But fortunately, the city didn’t capitulate to a lawsuit saying the testing process is unconstitutional.

Robert McNamara, a lawyer with the Institute for Justice in Washington, D.C., has filed a suit on behalf of three people who took the city’s tour guide exam and failed. The lawsuit claims that requiring licensing infringes upon the right to freedom of speech. U.S. District Judge David Norton heard arguments Tuesday.

And while this newspaper would be the first to stand up for freedom of speech, the tour guide licensing process doesn’t prevent anyone from taking people on tours and saying whatever he wants.

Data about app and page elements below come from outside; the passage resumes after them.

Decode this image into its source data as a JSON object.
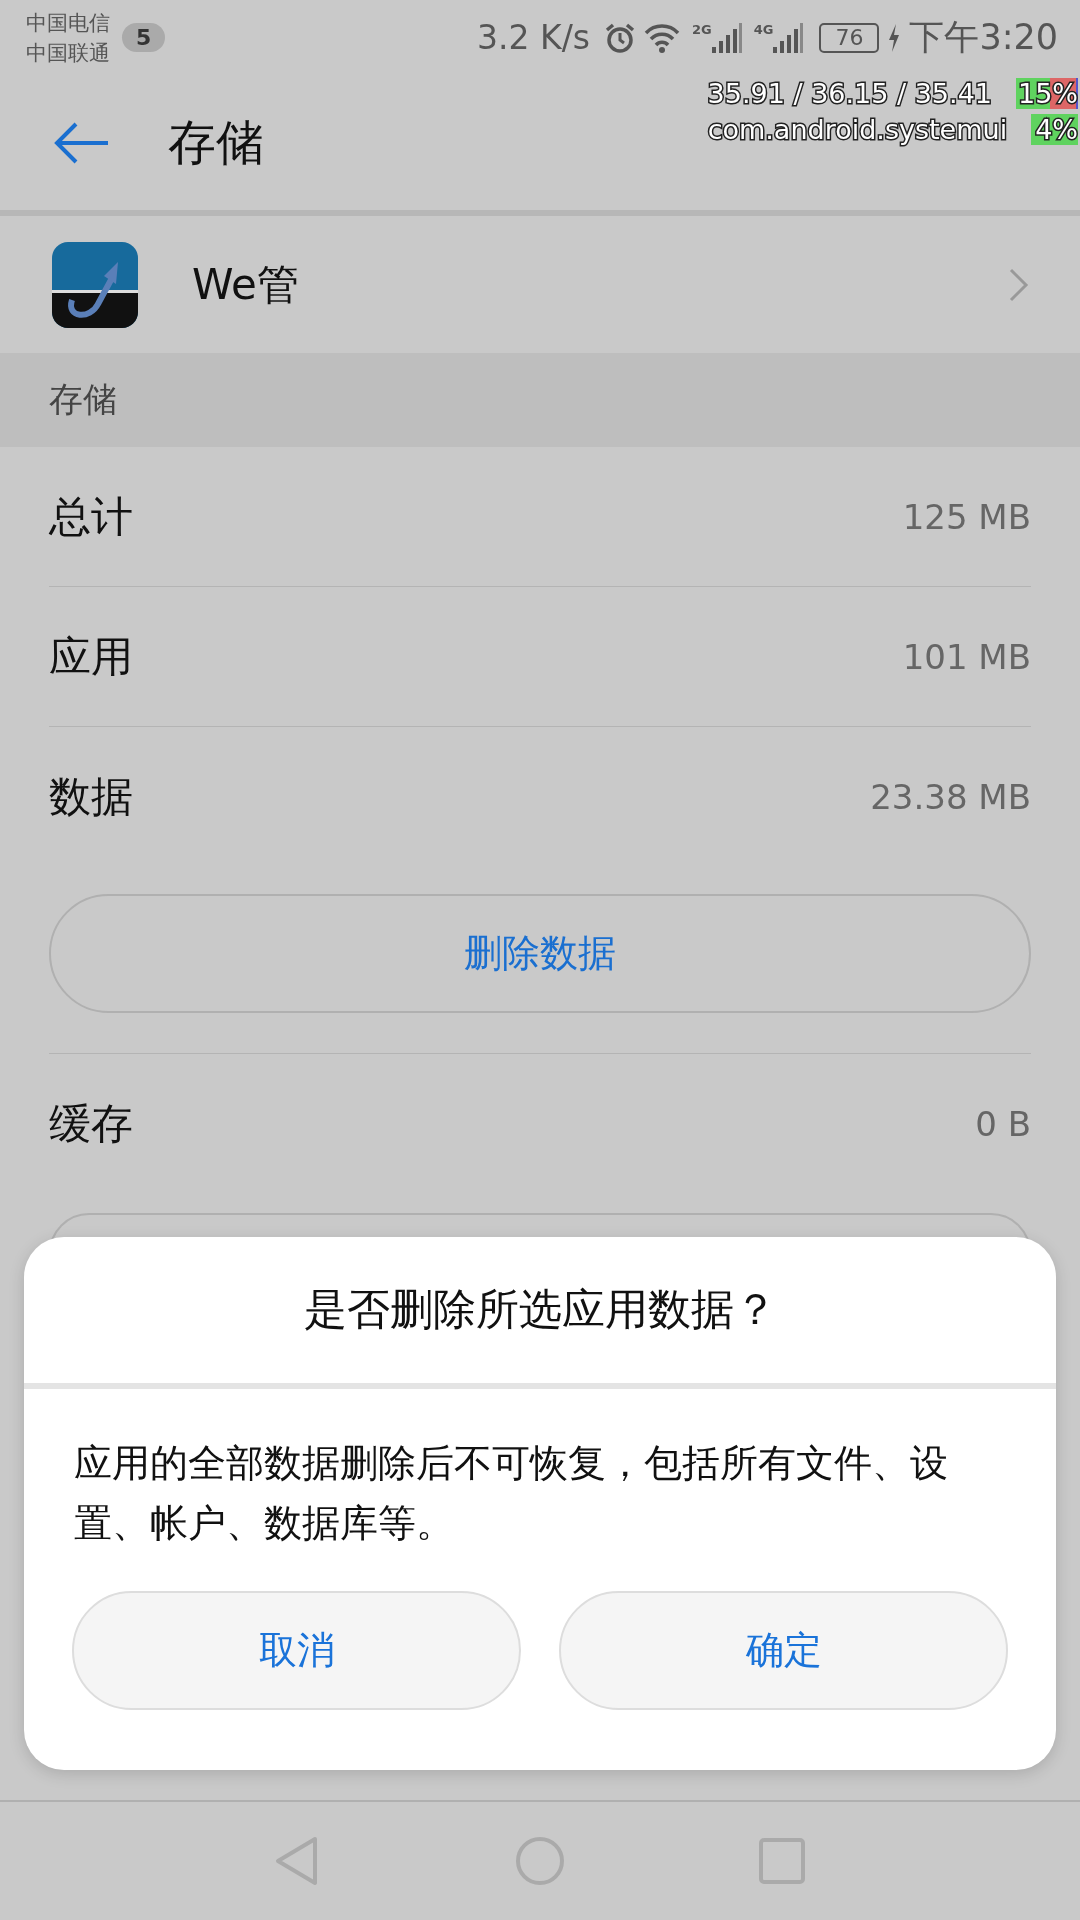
{
  "status_bar": {
    "carriers": [
      "中国电信",
      "中国联通"
    ],
    "badge": "5",
    "speed": "3.2 K/s",
    "signals": [
      {
        "label": "2G"
      },
      {
        "label": "4G"
      }
    ],
    "battery": "76",
    "time": "下午3:20"
  },
  "overlay": [
    {
      "text": "35.91 / 36.15 / 35.41",
      "percent": "15%"
    },
    {
      "text": "com.android.systemui",
      "percent": "4%"
    }
  ],
  "toolbar": {
    "title": "存储"
  },
  "app": {
    "name": "We管"
  },
  "section": {
    "title": "存储"
  },
  "rows": [
    {
      "label": "总计",
      "value": "125 MB"
    },
    {
      "label": "应用",
      "value": "101 MB"
    },
    {
      "label": "数据",
      "value": "23.38 MB"
    }
  ],
  "action_button": "删除数据",
  "cache_row": {
    "label": "缓存",
    "value": "0 B"
  },
  "dialog": {
    "title": "是否删除所选应用数据？",
    "message": "应用的全部数据删除后不可恢复，包括所有文件、设置、帐户、数据库等。",
    "buttons": [
      "取消",
      "确定"
    ]
  }
}
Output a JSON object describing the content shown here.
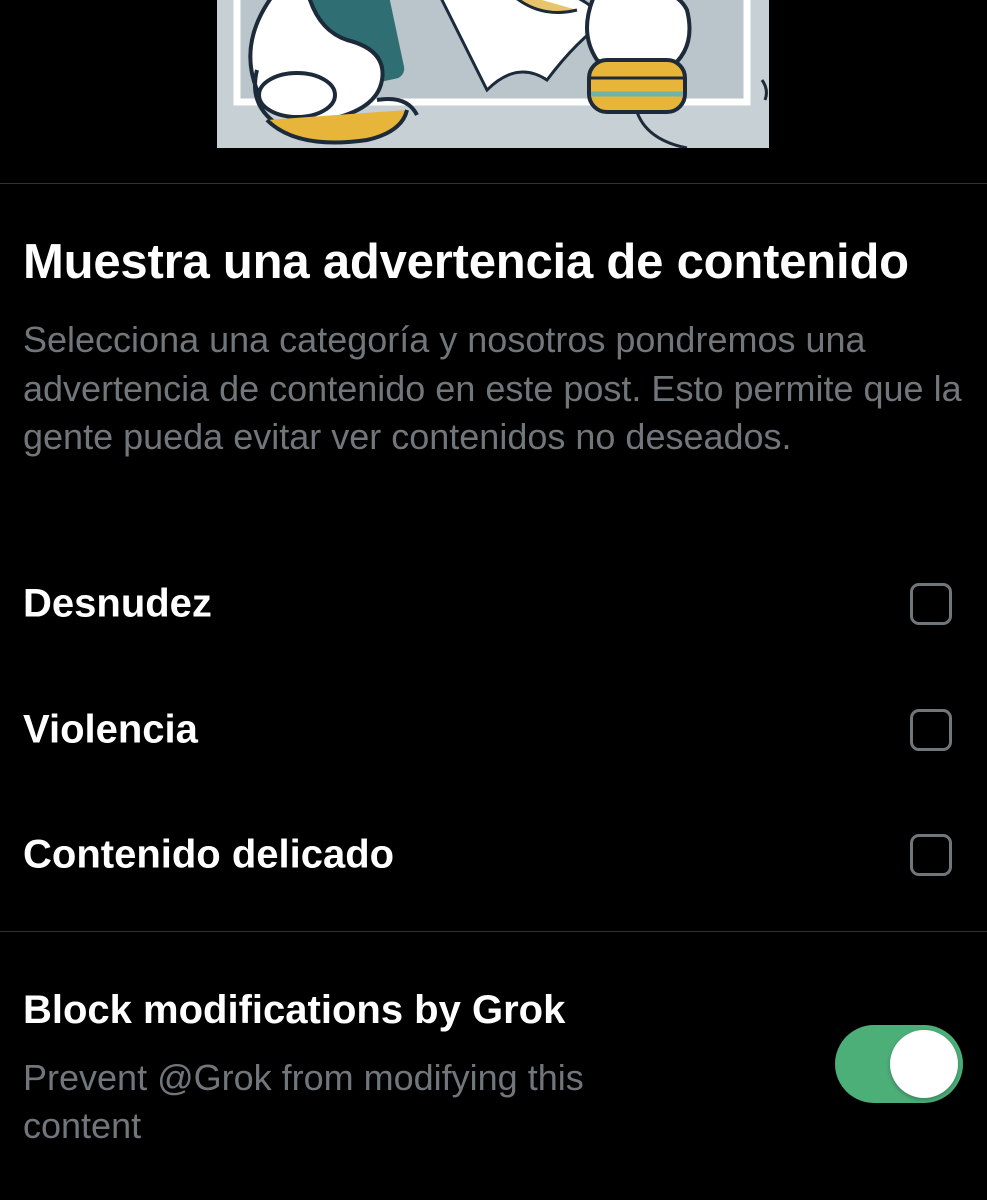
{
  "content_warning": {
    "title": "Muestra una advertencia de contenido",
    "description": "Selecciona una categoría y nosotros pondremos una advertencia de contenido en este post. Esto permite que la gente pueda evitar ver contenidos no deseados.",
    "options": [
      {
        "label": "Desnudez",
        "checked": false
      },
      {
        "label": "Violencia",
        "checked": false
      },
      {
        "label": "Contenido delicado",
        "checked": false
      }
    ]
  },
  "grok_block": {
    "title": "Block modifications by Grok",
    "description": "Prevent @Grok from modifying this content",
    "enabled": true
  },
  "colors": {
    "background": "#000000",
    "text_primary": "#ffffff",
    "text_secondary": "#71767b",
    "divider": "#2f3336",
    "toggle_on": "#4caf78"
  }
}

It does, however, prevent non-licensed people from presenting themselves as tour guides and charging money to show people around.

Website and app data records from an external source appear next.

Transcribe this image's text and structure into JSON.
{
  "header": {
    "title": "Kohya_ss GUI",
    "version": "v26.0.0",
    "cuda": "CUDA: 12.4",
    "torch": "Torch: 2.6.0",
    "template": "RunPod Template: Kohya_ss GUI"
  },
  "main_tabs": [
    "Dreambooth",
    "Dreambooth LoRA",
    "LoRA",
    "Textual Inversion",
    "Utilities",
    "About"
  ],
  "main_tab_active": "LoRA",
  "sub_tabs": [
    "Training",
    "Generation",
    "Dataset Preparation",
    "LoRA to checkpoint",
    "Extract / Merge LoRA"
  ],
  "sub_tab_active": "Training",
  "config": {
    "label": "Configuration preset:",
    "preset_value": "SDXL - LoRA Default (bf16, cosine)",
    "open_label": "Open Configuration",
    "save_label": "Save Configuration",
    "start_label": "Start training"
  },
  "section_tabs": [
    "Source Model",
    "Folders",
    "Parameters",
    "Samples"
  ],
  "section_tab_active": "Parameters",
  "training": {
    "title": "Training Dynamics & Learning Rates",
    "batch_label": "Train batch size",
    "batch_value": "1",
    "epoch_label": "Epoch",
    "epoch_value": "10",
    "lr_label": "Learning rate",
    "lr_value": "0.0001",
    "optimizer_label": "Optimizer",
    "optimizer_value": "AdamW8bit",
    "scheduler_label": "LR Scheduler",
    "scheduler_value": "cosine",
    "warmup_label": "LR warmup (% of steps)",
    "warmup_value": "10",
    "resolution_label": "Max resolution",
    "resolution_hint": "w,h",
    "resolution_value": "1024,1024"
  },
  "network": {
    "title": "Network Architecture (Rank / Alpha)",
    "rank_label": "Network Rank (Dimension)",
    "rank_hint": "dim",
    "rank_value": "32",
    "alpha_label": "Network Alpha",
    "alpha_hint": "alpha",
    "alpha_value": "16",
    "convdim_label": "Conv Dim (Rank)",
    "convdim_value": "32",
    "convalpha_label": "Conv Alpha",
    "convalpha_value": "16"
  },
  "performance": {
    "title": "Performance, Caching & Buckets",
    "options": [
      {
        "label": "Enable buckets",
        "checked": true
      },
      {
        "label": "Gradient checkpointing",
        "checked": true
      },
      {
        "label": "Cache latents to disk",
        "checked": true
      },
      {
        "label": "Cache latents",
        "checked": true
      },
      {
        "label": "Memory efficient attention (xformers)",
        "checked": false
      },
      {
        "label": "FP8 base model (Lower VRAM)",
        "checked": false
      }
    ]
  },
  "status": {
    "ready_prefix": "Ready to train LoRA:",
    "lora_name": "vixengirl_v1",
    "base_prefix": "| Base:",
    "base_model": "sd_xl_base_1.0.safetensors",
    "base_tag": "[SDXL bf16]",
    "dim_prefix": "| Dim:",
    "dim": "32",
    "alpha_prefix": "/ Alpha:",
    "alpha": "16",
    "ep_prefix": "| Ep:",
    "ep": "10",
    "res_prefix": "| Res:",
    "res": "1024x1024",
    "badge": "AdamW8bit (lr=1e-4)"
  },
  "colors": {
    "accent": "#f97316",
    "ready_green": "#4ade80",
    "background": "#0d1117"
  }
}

Licensed tour guides are like real estate agents who must be licensed. Or contractors. Or cosmetologists. The public needs to know if tour guides are knowledgeable, and the licensing process ensures a threshold of competency.

And clearly the tour guide test, while rigorous, is not overly so. At present, the city has more than 500 registered guides.

That means they have passed both a two-hour, 200-question written exam and an oral exam to assess their verbal ability. The registration fee is $50.

The revised rules include changing a passing grade from 80 to 70, eliminating the oral portion and offering the exam twice a month rather than four times a year.

Someone leading a school group around the city does not need a license.

City of Charleston attorneys have defended the licensing process in the past. The Institute for Justice has won one such suit in Washington, D.C. but lost one in New Orleans.

There is nothing to stop someone from asking a non-licensed person to build a house. But it is to the advantage of the public to know who is skilled enough to do it. And it’s to the advantage of the public in general for governmental bodies to keep charlatans from bilking people.

Charleston’s economy relies heavily on tourism. Visitors — and residents — should be confident that city tours are dependable. The tour guides license has worked quite well in providing that assurance.

It has nothing to do with restricting speech, but with assuring that tour guides speak accurately.